Millions of gamers are unable to play online as the Playstation Network remains unavailable.
Users are seeing error messages stating the network is "undergoing maintenance" or is "suspended".
In a blog post, maker Sony said it turned off the network on Wednesday after it detected an "external intrusion" and that it was doing all it could to resolve it the problem.
In recent weeks, Playstation has been targeted by hackers' group Anonymous.
The group appeared to deny being responsible for the attack, releasing a message stating "for once we didn't do it".
The network has more than 70 million users worldwide, but Sony were unable to clarify how many players had been affected.
However, Twitter messages and blog posts have been posted from all over the world.
The problems have also affected other services running on the network. Film rental site LoveFilm confirmed to the BBC that their customers are currently unable to stream films when using the Playstation service.
This outage is the latest in a series of problems for the network which has suffered extended periods of downtime over the past few weeks.
In response, angry gamers have flooded blogs, forums and Twitter with complaints.
"A full day and you guys still have no clue what is causing this," wrote user Slickshoes in response to the company's blog post.
Another user, Max Smith, contacted the BBC to share his frustration that Sony is not keeping gamers better informed.
"To be honest I think that Sony need to give more updates towards the gamers via their Twitter account. There has been no update in the past 18 hours which is really making the community go crazy," he said.
Oli Welsh, from Eurogamer.net, said the outage is a big problem for Sony - especially at Easter.
"As much as the weather's lovely, a lot of gamers will be looking forward to tucking in to their favourite hobby this week.
"It's also a pretty big week for new releases, the biggest we've had in a couple of months. There's one really key game coming out called Portal 2 which has a great online mode that a lot of people now won't be able to access straight away.
"For gamers it's a shame, and for Sony it's a problem."
Anonymous, the group which gained notoriety over Wikileaks-related attacks, has previously strongly criticised the Japan-based entertainment giant over its treatment of George Hotz, an American hacker who unlocked the games console's closed operating system.
Sony filed a lawsuit against the 21-year-old, arguing that his hack had allowed pirated games to be played on the machine.

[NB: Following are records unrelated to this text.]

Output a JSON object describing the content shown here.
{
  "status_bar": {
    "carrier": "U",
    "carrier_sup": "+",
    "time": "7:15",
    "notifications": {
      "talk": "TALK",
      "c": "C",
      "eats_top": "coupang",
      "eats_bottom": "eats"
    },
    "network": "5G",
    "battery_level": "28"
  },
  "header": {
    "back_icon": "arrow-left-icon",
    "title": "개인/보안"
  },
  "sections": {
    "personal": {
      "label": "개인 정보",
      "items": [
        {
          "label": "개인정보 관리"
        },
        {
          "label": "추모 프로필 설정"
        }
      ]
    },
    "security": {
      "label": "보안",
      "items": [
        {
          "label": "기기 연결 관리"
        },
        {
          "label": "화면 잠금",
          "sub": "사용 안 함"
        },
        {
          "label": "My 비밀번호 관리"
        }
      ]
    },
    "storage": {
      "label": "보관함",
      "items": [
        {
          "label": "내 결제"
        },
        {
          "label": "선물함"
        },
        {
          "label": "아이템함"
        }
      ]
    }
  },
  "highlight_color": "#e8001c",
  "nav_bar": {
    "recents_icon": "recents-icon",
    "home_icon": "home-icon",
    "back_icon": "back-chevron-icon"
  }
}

The case was dropped earlier this month after Mr Hotz agreed to sign an injunction banning him from similar behaviour in future.
A spokesperson for Sony was unavailable for comment.